Pat decided she didn't like the new sofa but would have to learn to live with it. It's cold, so be sure to cover up the baby. John and Mary finally ironed out their differences. This expression uses ironing wrinkled fabric as a metaphor for smoothing differences. These phrases call up a vivid image of someone flailing away at nothing. This term, alluding to the idea that words are insufficient to do something justice, was already used by Shakespeare in Antony and Cleopatra 2: This idiom, first recorded in , appears in Robert Burns's familiar "Auld Lang Syne" , in which the poet asks if old times should never be brought to mind.
This usage was first recorded in John Lyly's Euphues I should call in question the demeanour of all. Surpass or outdo something This last story of Henry's caps them all. In acient Rome thousands of years ago, people clipped the wings of pet birds so that they couldn't fly away. For centuries people have used the idiom "Clip one's wings" to mean brings a person under control.
Once he submitted his resignation, he had crossed the Rubicon. Recounted in Plutarch's Lives: They went out without permission, flying in the teeth of house rules. This metaphoric expression alludes to a physical attack. We should not let sorrow overcome us and stand in our way. Learn to overcome hardships in life is all what life is worth living about. After all that's the definition of life. Hence the saying "rise like a phoenix from the ashes" Phoenix is supposed to be a mythological bird of fire that is believed to die in flames and turn to ash.
But then it comes back to life from the same ash. This expression alludes to the military sense of last ditch, "the last line of defence. As soon as the company grows a little bigger and begins to show a profit, we intend to go public. The weeds are running riot in the lawn The children were running wild in the playground.
Amok comes from a Malay word for "frenzied" and was adopted into English, and at first spelled amuck, in the second half of the s. Run riot dates from the early s and derives from an earlier sense, that is, a hound's following an animal scent. Run wild alludes to an animal reverting to its natural, uncultivated state; its figurative use dates from the late s. This expression uses foot in the sense of "add up and put the total at the foot, or bottom, of an account.
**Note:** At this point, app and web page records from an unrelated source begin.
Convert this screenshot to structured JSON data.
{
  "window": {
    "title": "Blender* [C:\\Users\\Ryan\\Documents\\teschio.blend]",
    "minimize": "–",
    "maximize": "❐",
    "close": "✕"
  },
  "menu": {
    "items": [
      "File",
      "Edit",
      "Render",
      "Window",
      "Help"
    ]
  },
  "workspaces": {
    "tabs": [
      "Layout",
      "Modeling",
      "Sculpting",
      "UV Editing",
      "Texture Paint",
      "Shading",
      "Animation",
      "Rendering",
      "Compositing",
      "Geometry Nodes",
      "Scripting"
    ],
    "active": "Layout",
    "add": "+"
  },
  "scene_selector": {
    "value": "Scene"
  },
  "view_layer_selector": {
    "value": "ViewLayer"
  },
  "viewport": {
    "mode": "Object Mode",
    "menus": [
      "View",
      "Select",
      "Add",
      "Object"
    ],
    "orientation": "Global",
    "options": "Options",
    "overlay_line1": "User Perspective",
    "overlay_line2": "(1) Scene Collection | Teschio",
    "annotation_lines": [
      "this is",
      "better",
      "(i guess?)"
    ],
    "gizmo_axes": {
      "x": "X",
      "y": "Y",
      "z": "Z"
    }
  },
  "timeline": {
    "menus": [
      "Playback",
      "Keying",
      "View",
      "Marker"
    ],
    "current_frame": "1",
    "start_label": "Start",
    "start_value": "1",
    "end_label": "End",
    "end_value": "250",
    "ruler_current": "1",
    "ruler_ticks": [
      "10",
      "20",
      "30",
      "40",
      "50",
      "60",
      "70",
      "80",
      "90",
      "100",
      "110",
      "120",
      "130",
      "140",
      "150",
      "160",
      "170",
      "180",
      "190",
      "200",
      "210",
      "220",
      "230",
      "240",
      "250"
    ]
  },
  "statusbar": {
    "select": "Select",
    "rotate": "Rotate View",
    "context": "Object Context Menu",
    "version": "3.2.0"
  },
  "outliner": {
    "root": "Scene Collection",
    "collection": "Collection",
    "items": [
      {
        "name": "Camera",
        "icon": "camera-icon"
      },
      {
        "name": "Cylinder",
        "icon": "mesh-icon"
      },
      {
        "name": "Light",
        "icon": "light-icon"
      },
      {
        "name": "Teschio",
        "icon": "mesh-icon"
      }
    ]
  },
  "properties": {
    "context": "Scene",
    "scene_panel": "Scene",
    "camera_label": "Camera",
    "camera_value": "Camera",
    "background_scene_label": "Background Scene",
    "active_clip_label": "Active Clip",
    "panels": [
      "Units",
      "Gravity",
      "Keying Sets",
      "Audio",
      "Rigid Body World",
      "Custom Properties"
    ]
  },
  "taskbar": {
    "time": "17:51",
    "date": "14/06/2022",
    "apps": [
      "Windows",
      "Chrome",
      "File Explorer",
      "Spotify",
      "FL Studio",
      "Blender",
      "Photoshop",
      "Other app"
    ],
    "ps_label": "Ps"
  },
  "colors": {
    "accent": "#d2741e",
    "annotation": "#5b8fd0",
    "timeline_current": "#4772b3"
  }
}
This expression comes from racing, where it is said of a horse that passes the others and leads the field. It was transferred to other activities in the early s. This idiom alludes to unexpectedly outshining the rest of the cast in a theatrical production. This expression uses left-handed in the sense of "questionable or doubtful," a usage dating from about This expression alludes to the age-old notion that persons with a healed broken bone or with arthritis experience bone pain before rain, due to a drop in barometric pressure, and therefore can predict a weather change.
This expression alludes to the suspended balance scale where an object is placed in one pan and weights are added one by one to the other pan until the two are balanced. Their catalog isn't complete yet. This term probably alludes to a biblical proverb Ecclesiastes Warren is generally very easy-going, but today he blew his stack.
The top here has been likened to the top of an erupting volcano; the stack alludes to a smokestack. Go crazy; become insane When she regains consciousness, she just may blow her top.
If you ask for help when you need it, you will soon find your feet. This term employs par in the sense of "an average amount or quality," a usage dating from the late s. Traffic was hung up for miles. The expression probably relies on the meaning of by as a succession of quantities as in "two by two". This adverbial phrase came to be used as a noun, denoting either procrastination or the future. William Camden so used it for the former Remains,